  2. Last weekend afforded me some extra time while out on the road, so I stopped by my long time friend (partner in crime), Kevin's place near Chicago, where we (Kev, his kids, and I) visited Brookfield Zoo.  And I was lucky to snag a picture of a wandering female peacock with baby (see below).
  3. We also stopped at a Culver's, which is famous (for some reason) for its butter-burgers.  The last time I visited one in Green Bay, WI about 12 years ago, I got a burger with a moldy bun.  This time I found the menu to be much more extensive with creative selections and lots of custard-laden desserts.  Yum.
  4. Recently when I was stranded in Henrietta, NY waiting for the truck to be repaired, I sat in my motel room watching EWTN and an interview with John LaBriola, author of Onward Catholic Soldier, which should be read by every Catholic in these spritually challenging times.  Upon going to his website I found a phone number to call for submitting book orders.  After leaving a message, the author, himself, returned my call and agreed to autograph and personalize two copies of his book, for which I promptly paid.  Both were received in excellent condition and I will start reading my copy very soon.
  5. My diocese is installing a new bishop on the 18th, so I requested time off so I could attend the ceremony at St. Patrick's in Harrisburg.  The only problem is that I just found out today that it's not open to the public, but by invitation only.  And I wasn't invited.  But lots of big-wigs from Philly will be there.  I could watch it on TV, but I don't own one.  Oh well.
  6. HERE is a place you can get a list of the Catholic iPhone apps, which now include iBreviary, which means you've got Liturgy of the Hours delivered right to your iPhone!
  7. Please be sure to visit 7 Quick Takes Friday at Conversion Diary to see Jennifer's own takes along with links to several others.

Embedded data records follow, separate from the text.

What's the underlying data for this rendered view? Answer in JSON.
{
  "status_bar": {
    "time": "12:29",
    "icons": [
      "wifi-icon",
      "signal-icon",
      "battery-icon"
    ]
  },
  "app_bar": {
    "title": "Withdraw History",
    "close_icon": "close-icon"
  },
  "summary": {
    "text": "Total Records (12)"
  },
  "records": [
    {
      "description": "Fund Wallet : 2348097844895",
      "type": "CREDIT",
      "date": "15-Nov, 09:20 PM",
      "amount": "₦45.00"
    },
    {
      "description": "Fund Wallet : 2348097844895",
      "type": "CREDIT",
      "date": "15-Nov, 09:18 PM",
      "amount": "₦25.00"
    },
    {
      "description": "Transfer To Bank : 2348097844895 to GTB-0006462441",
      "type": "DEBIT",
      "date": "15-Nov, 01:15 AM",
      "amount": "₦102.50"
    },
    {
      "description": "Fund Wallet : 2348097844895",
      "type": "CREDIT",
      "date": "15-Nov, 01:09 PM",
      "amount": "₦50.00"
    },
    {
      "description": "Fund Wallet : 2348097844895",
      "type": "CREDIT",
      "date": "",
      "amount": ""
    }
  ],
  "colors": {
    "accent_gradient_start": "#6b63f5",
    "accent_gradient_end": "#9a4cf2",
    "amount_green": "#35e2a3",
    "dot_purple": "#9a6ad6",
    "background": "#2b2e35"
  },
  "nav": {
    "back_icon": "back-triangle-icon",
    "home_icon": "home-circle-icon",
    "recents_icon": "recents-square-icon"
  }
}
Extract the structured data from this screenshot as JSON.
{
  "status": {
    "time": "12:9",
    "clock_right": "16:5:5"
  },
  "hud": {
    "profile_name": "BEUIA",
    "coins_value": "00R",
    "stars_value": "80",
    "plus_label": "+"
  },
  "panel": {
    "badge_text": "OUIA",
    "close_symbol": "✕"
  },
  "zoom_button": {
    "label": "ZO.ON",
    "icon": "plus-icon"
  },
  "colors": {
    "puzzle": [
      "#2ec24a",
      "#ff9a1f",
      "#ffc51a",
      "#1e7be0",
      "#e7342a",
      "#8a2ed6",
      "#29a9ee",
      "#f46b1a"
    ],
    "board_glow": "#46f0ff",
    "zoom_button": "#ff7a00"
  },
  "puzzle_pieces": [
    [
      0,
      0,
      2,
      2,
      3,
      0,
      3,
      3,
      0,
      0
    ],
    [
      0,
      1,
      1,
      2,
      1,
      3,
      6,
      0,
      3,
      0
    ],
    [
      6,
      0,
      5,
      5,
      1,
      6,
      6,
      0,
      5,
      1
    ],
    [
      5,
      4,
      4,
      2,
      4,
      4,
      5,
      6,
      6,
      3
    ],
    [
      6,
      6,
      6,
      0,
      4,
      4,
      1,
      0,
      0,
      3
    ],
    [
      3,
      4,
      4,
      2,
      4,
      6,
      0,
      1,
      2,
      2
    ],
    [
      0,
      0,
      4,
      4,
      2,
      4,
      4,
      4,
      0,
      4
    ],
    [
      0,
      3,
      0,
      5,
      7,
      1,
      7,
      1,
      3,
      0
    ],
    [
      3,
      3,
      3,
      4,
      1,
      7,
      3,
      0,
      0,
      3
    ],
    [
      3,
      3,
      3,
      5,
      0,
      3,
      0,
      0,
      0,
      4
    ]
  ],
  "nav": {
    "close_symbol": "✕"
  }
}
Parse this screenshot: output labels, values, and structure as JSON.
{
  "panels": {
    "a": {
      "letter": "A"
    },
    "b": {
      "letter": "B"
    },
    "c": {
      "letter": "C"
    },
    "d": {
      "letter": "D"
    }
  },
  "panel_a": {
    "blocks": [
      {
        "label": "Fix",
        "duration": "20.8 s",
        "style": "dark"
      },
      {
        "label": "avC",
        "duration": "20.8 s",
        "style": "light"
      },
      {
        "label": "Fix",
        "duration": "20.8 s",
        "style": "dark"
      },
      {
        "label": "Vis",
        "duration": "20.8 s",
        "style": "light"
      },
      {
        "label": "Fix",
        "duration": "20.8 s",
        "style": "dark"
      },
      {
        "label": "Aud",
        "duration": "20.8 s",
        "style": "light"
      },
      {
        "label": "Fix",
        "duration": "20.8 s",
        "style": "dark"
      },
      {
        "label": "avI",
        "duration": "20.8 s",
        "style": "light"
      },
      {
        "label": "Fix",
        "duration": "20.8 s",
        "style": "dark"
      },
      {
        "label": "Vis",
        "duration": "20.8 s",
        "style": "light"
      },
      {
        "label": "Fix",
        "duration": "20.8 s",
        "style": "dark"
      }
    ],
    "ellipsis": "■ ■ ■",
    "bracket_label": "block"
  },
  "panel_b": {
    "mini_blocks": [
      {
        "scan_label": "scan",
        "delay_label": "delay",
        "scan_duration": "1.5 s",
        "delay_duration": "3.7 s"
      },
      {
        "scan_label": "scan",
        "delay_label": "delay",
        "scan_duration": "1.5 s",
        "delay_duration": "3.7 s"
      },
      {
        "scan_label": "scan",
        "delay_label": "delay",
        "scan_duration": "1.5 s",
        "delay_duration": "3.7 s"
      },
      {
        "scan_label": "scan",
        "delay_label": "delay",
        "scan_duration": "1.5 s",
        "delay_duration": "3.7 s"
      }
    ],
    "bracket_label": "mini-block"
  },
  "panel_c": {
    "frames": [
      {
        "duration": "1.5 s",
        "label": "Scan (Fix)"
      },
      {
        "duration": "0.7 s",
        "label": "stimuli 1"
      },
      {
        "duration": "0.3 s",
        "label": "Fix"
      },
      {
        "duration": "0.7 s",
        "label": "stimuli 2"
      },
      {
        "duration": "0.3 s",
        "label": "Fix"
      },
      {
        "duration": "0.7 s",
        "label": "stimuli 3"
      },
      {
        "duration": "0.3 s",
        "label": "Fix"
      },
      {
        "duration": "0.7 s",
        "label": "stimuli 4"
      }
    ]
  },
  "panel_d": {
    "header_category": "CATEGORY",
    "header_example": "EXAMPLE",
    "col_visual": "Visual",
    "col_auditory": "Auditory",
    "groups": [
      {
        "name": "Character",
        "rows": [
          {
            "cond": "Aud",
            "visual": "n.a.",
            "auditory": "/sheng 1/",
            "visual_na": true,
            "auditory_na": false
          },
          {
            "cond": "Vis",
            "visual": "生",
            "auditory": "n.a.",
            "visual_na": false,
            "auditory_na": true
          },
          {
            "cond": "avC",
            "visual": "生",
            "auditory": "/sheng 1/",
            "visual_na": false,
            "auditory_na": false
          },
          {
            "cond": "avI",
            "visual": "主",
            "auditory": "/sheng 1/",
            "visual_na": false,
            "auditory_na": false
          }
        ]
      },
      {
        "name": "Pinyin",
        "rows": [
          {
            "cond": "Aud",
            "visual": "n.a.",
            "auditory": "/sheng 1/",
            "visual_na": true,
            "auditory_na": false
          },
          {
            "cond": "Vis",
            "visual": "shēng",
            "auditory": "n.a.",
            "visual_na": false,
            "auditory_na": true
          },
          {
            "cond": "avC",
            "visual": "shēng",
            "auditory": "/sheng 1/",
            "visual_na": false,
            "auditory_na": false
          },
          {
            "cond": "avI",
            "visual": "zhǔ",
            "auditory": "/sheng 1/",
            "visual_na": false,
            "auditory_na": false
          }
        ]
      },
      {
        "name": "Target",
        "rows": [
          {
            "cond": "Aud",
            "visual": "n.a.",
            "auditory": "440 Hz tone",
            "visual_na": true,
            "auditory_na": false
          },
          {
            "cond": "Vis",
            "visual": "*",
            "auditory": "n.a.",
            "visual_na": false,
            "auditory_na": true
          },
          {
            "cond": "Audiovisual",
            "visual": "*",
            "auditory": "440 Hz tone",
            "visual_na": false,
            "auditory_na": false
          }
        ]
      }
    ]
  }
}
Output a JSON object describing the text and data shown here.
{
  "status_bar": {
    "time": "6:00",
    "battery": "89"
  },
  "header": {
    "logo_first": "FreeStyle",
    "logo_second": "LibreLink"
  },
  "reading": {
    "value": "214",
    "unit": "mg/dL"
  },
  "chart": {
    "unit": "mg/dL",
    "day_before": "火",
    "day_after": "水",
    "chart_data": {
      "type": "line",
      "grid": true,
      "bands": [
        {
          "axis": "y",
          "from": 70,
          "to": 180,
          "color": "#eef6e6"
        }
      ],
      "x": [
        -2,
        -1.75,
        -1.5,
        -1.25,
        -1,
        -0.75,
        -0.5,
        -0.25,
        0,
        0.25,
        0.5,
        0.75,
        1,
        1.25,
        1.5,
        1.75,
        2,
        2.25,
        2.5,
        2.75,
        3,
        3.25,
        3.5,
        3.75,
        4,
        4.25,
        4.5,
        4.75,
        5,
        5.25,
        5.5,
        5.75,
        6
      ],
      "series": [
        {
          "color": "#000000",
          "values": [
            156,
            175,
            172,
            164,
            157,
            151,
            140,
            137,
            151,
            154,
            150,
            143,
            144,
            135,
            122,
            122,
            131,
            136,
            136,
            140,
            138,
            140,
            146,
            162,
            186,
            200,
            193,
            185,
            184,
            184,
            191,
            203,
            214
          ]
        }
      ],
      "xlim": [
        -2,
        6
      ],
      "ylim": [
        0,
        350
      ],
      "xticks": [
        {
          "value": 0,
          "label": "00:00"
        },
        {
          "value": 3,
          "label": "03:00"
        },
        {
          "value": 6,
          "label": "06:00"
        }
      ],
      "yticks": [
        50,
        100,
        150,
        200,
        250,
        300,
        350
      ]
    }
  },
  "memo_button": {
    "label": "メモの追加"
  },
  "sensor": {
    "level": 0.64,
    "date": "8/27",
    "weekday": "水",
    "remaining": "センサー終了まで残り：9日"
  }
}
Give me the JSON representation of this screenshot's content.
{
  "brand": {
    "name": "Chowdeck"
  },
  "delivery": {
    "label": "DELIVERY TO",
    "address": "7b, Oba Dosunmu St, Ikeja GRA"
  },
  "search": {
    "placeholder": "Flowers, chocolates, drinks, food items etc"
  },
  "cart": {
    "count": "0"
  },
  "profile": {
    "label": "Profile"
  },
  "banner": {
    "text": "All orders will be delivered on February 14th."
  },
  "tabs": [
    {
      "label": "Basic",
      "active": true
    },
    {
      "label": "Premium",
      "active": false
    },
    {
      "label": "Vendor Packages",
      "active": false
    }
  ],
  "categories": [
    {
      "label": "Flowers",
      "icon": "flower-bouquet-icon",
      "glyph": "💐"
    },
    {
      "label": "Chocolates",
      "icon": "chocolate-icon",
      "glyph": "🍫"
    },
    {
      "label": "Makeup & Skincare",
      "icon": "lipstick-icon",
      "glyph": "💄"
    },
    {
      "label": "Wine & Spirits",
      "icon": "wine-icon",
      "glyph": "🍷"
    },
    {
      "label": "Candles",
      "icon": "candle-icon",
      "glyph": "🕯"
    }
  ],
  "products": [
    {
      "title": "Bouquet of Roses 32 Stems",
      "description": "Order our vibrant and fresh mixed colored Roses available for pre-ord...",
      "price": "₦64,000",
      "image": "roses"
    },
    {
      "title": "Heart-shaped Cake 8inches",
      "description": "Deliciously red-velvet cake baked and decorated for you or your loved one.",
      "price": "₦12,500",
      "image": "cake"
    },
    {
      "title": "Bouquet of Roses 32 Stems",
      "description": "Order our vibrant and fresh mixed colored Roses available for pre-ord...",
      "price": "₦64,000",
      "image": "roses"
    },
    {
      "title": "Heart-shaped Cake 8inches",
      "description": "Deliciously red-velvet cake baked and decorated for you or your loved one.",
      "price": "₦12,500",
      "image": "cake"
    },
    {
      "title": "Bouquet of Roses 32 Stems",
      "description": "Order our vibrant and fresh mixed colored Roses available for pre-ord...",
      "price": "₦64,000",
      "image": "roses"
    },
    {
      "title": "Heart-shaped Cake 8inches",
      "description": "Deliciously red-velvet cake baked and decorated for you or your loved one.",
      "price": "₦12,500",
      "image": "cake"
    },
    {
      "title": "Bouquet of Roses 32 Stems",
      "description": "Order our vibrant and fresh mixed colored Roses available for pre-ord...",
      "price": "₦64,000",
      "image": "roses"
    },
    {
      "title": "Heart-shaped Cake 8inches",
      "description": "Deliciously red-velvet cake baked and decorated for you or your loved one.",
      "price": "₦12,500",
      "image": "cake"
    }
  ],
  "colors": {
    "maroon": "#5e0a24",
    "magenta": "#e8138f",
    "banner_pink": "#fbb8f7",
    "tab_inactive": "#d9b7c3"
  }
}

    Female peacock with baby at Brookfield Zoo

Monday, August 2, 2010

GREAT!!! But what took you so long?

This is good to finally see...after so many years of silence...  But with so many years of silence, is it to be 

I will have to see many more of these to be convinced, for certain.